business news in context, analysis with attitude

by Michael Sansolo

It’s hard to argue with the old adage that necessity is the mother of invention. But maybe it’s time for a new corollary: Covid and technology are the parents of innovation. If nothing else, it’s certainly cause for a shotgun wedding.

Thanks to Covid our lives are suddenly full of new ways to do a wide array of things. It’s hard to believe that Zoom became so essential in just one year and that’s only the most obvious example. Think of all the ways you and your families utilize technology for simple tasks that 13 months ago you did in person.

And if you have any notion that this is going to stop, just think of Ted. 

Ted, as the Washington Post recently reported, may herald an entirely new way of attending all manner of performing arts.  It probably is important to accept the likelihood that this kind of technology will not stop there.

As a quick explanation, Ted is basically a mannequin minus some key body parts.
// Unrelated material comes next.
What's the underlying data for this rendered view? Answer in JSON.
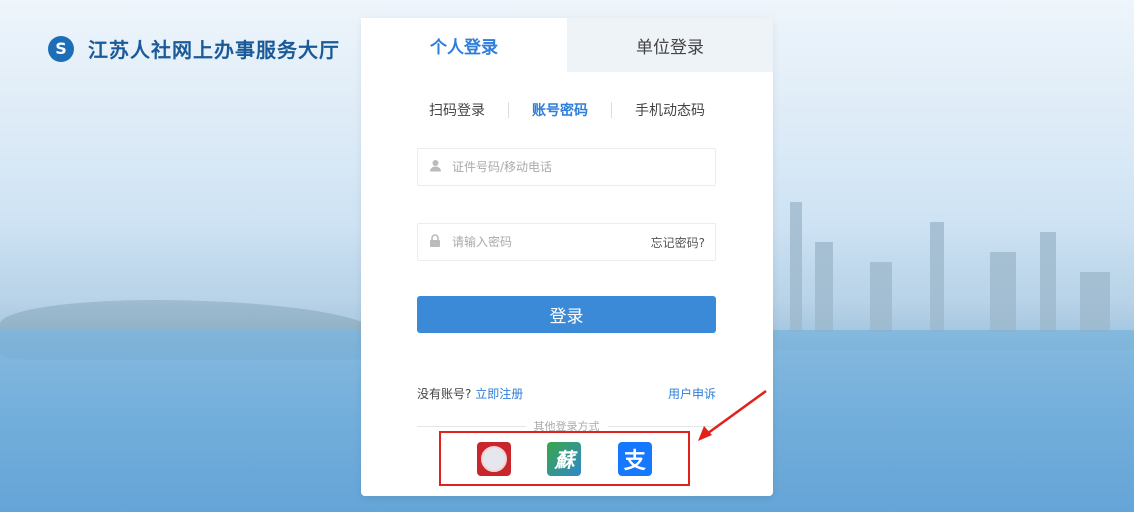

But as the article explains, Ted is being used as a virtual audience for the Detroit Symphony, allowing patrons to attend socially distanced concerts through virtual reality devices.

If you haven’t tried virtual reality the experience is, in short, amazing. As the article describes, you can purchase a VR devices with prices ranging from the hundreds to just a few bucks. I have experienced the low end of the spectrum thanks to a cheap cardboard device and was blown away by it. Once in the world of VR, I could look around, move and slightly interact with the “experience” as if I were there.

What Ted and the Detroit Symphony demonstrate is some of the economic possibilities of these devices, and that should catch your attention. As the author explains, thanks to Ted a concert audience that was once limited to the number of seats in the theater could now conceivably hold a limitless crowd, or certainly one in the thousands.

It’s hard to know whether classical music concerts can dream of filling Dodger Stadium this way (I have to hope, as my son is a classical musician) but the possibilities are endless.

And that’s why traditional businesses need contemplate the impact of this. As Covid has shown us, a lot of traditional experiences can become virtual by necessity. But honestly, they lack so much thanks to the two dimensional limitations of technology today. Virtual reality changes all of that.

As I have written before, a recent report from the Coca-Cola Retailing Research Council (for  which I am the research director) examined the future shopping experience and how technology may create incredible enhancements.  Thanks to virtual reality or augmented reality shoppers could encounter famous chefs in the aisles who could help guide them to key ingredients for new recipes. Or perhaps they could visit farms to get a better sense of where and who are growing their products.

If that sounds far fetched just remember how many people played Pokemon Go, a wildly popular augmented reality game, four years ago. As Ted and the Detroit Symphony demonstrate, technological advances combined with changed consumer needs have taken this entire conversation to a new level.

As always, it’s simply a matter of time until future possibilities become today’s expectations. That’s reality, virtual, augmented or otherwise.

Michael Sansolo can be reached via email at

His book, “THE BIG PICTURE:  Essential Business Lessons From The Movies,” co-authored with Kevin Coupe, is available here.

And, his book "Business Rules!" is available from Amazon here.